BEGIN Provided data
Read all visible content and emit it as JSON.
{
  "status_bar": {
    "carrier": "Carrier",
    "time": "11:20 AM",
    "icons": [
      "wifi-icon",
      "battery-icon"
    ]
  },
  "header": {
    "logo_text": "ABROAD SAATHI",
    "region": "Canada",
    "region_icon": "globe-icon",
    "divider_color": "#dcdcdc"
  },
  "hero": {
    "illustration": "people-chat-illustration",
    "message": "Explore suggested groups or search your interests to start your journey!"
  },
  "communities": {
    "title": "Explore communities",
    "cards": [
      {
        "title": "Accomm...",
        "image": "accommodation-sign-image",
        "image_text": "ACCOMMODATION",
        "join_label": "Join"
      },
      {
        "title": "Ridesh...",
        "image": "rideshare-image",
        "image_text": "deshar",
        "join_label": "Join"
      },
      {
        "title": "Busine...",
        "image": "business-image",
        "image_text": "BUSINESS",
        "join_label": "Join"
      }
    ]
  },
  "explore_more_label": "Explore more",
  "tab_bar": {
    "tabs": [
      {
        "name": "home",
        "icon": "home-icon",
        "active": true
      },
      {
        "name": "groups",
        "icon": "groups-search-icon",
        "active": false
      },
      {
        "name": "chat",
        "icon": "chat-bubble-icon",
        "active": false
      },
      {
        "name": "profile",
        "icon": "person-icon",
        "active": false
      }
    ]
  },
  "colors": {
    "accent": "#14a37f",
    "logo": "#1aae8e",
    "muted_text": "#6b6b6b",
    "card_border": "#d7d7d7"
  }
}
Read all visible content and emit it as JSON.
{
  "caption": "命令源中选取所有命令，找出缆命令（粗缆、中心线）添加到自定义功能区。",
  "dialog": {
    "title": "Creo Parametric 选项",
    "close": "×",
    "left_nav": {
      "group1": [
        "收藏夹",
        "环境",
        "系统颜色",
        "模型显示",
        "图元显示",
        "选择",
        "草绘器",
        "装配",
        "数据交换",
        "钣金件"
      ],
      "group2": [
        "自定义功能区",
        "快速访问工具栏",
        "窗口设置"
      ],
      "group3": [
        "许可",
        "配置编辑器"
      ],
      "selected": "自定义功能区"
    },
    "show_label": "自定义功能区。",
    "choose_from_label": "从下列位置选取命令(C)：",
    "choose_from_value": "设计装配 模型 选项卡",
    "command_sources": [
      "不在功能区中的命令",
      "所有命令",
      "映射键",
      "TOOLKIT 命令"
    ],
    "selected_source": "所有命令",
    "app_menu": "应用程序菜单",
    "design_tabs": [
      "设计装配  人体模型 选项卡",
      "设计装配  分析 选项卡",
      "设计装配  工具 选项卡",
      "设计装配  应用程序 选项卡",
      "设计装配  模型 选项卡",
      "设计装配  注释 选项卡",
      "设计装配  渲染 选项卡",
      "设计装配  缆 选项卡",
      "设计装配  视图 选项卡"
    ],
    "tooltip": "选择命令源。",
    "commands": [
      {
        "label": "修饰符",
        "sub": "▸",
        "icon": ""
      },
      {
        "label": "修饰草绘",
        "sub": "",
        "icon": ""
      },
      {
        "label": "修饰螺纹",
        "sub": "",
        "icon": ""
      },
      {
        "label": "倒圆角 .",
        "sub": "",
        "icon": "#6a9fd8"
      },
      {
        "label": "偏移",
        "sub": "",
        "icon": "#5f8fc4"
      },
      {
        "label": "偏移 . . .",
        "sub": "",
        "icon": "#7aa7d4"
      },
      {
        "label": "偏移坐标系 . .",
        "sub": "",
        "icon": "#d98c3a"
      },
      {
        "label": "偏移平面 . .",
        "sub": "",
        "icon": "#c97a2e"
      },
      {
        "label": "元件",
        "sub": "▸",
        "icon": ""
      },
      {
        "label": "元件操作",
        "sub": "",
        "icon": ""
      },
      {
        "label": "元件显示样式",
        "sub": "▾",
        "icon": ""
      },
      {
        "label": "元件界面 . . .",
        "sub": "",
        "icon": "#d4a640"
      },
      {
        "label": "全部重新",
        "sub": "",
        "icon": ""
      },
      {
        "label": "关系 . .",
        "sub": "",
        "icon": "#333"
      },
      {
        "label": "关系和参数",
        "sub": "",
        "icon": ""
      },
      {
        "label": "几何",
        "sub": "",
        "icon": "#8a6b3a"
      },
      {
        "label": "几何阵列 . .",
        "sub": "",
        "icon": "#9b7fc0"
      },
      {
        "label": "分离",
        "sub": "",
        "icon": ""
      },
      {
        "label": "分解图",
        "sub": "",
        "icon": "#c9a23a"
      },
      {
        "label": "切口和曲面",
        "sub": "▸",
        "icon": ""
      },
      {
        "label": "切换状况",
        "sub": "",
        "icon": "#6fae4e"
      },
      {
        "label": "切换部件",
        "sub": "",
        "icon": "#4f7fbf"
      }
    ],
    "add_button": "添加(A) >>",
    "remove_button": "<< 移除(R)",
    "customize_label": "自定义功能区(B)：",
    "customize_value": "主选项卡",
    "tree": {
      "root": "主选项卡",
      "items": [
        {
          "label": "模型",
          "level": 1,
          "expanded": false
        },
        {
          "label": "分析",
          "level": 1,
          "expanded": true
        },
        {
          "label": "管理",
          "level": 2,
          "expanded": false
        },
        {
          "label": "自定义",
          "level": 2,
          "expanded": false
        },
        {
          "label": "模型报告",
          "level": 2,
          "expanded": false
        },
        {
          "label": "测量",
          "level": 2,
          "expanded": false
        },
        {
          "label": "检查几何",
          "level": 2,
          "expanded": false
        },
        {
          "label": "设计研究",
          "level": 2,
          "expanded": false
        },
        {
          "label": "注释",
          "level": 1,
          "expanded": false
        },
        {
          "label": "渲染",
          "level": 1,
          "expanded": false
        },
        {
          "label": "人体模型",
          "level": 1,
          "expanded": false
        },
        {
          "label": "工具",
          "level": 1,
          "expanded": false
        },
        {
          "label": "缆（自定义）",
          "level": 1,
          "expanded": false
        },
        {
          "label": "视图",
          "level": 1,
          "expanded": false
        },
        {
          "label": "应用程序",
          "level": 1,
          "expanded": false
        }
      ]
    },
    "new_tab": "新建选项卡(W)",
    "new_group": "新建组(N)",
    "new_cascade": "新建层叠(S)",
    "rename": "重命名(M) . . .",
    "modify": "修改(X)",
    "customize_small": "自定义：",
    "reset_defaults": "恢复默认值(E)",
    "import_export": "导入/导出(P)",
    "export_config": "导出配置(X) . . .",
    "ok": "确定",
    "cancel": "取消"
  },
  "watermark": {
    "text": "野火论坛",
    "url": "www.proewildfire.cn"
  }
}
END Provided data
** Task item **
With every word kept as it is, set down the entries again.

** Exercise result **
Read all visible content and emit it as JSON.
{
  "status_bar": {
    "carrier": "Carrier",
    "time": "11:20 AM",
    "icons": [
      "wifi-icon",
      "battery-icon"
    ]
  },
  "header": {
    "logo_text": "ABROAD SAATHI",
    "region": "Canada",
    "region_icon": "globe-icon",
    "divider_color": "#dcdcdc"
  },
  "hero": {
    "illustration": "people-chat-illustration",
    "message": "Explore suggested groups or search your interests to start your journey!"
  },
  "communities": {
    "title": "Explore communities",
    "cards": [
      {
        "title": "Accomm...",
        "image": "accommodation-sign-image",
        "image_text": "ACCOMMODATION",
        "join_label": "Join"
      },
      {
        "title": "Ridesh...",
        "image": "rideshare-image",
        "image_text": "deshar",
        "join_label": "Join"
      },
      {
        "title": "Busine...",
        "image": "business-image",
        "image_text": "BUSINESS",
        "join_label": "Join"
      }
    ]
  },
  "explore_more_label": "Explore more",
  "tab_bar": {
    "tabs": [
      {
        "name": "home",
        "icon": "home-icon",
        "active": true
      },
      {
        "name": "groups",
        "icon": "groups-search-icon",
        "active": false
      },
      {
        "name": "chat",
        "icon": "chat-bubble-icon",
        "active": false
      },
      {
        "name": "profile",
        "icon": "person-icon",
        "active": false
      }
    ]
  },
  "colors": {
    "accent": "#14a37f",
    "logo": "#1aae8e",
    "muted_text": "#6b6b6b",
    "card_border": "#d7d7d7"
  }
}
Read all visible content and emit it as JSON.
{
  "caption": "命令源中选取所有命令，找出缆命令（粗缆、中心线）添加到自定义功能区。",
  "dialog": {
    "title": "Creo Parametric 选项",
    "close": "×",
    "left_nav": {
      "group1": [
        "收藏夹",
        "环境",
        "系统颜色",
        "模型显示",
        "图元显示",
        "选择",
        "草绘器",
        "装配",
        "数据交换",
        "钣金件"
      ],
      "group2": [
        "自定义功能区",
        "快速访问工具栏",
        "窗口设置"
      ],
      "group3": [
        "许可",
        "配置编辑器"
      ],
      "selected": "自定义功能区"
    },
    "show_label": "自定义功能区。",
    "choose_from_label": "从下列位置选取命令(C)：",
    "choose_from_value": "设计装配 模型 选项卡",
    "command_sources": [
      "不在功能区中的命令",
      "所有命令",
      "映射键",
      "TOOLKIT 命令"
    ],
    "selected_source": "所有命令",
    "app_menu": "应用程序菜单",
    "design_tabs": [
      "设计装配  人体模型 选项卡",
      "设计装配  分析 选项卡",
      "设计装配  工具 选项卡",
      "设计装配  应用程序 选项卡",
      "设计装配  模型 选项卡",
      "设计装配  注释 选项卡",
      "设计装配  渲染 选项卡",
      "设计装配  缆 选项卡",
      "设计装配  视图 选项卡"
    ],
    "tooltip": "选择命令源。",
    "commands": [
      {
        "label": "修饰符",
        "sub": "▸",
        "icon": ""
      },
      {
        "label": "修饰草绘",
        "sub": "",
        "icon": ""
      },
      {
        "label": "修饰螺纹",
        "sub": "",
        "icon": ""
      },
      {
        "label": "倒圆角 .",
        "sub": "",
        "icon": "#6a9fd8"
      },
      {
        "label": "偏移",
        "sub": "",
        "icon": "#5f8fc4"
      },
      {
        "label": "偏移 . . .",
        "sub": "",
        "icon": "#7aa7d4"
      },
      {
        "label": "偏移坐标系 . .",
        "sub": "",
        "icon": "#d98c3a"
      },
      {
        "label": "偏移平面 . .",
        "sub": "",
        "icon": "#c97a2e"
      },
      {
        "label": "元件",
        "sub": "▸",
        "icon": ""
      },
      {
        "label": "元件操作",
        "sub": "",
        "icon": ""
      },
      {
        "label": "元件显示样式",
        "sub": "▾",
        "icon": ""
      },
      {
        "label": "元件界面 . . .",
        "sub": "",
        "icon": "#d4a640"
      },
      {
        "label": "全部重新",
        "sub": "",
        "icon": ""
      },
      {
        "label": "关系 . .",
        "sub": "",
        "icon": "#333"
      },
      {
        "label": "关系和参数",
        "sub": "",
        "icon": ""
      },
      {
        "label": "几何",
        "sub": "",
        "icon": "#8a6b3a"
      },
      {
        "label": "几何阵列 . .",
        "sub": "",
        "icon": "#9b7fc0"
      },
      {
        "label": "分离",
        "sub": "",
        "icon": ""
      },
      {
        "label": "分解图",
        "sub": "",
        "icon": "#c9a23a"
      },
      {
        "label": "切口和曲面",
        "sub": "▸",
        "icon": ""
      },
      {
        "label": "切换状况",
        "sub": "",
        "icon": "#6fae4e"
      },
      {
        "label": "切换部件",
        "sub": "",
        "icon": "#4f7fbf"
      }
    ],
    "add_button": "添加(A) >>",
    "remove_button": "<< 移除(R)",
    "customize_label": "自定义功能区(B)：",
    "customize_value": "主选项卡",
    "tree": {
      "root": "主选项卡",
      "items": [
        {
          "label": "模型",
          "level": 1,
          "expanded": false
        },
        {
          "label": "分析",
          "level": 1,
          "expanded": true
        },
        {
          "label": "管理",
          "level": 2,
          "expanded": false
        },
        {
          "label": "自定义",
          "level": 2,
          "expanded": false
        },
        {
          "label": "模型报告",
          "level": 2,
          "expanded": false
        },
        {
          "label": "测量",
          "level": 2,
          "expanded": false
        },
        {
          "label": "检查几何",
          "level": 2,
          "expanded": false
        },
        {
          "label": "设计研究",
          "level": 2,
          "expanded": false
        },
        {
          "label": "注释",
          "level": 1,
          "expanded": false
        },
        {
          "label": "渲染",
          "level": 1,
          "expanded": false
        },
        {
          "label": "人体模型",
          "level": 1,
          "expanded": false
        },
        {
          "label": "工具",
          "level": 1,
          "expanded": false
        },
        {
          "label": "缆（自定义）",
          "level": 1,
          "expanded": false
        },
        {
          "label": "视图",
          "level": 1,
          "expanded": false
        },
        {
          "label": "应用程序",
          "level": 1,
          "expanded": false
        }
      ]
    },
    "new_tab": "新建选项卡(W)",
    "new_group": "新建组(N)",
    "new_cascade": "新建层叠(S)",
    "rename": "重命名(M) . . .",
    "modify": "修改(X)",
    "customize_small": "自定义：",
    "reset_defaults": "恢复默认值(E)",
    "import_export": "导入/导出(P)",
    "export_config": "导出配置(X) . . .",
    "ok": "确定",
    "cancel": "取消"
  },
  "watermark": {
    "text": "野火论坛",
    "url": "www.proewildfire.cn"
  }
}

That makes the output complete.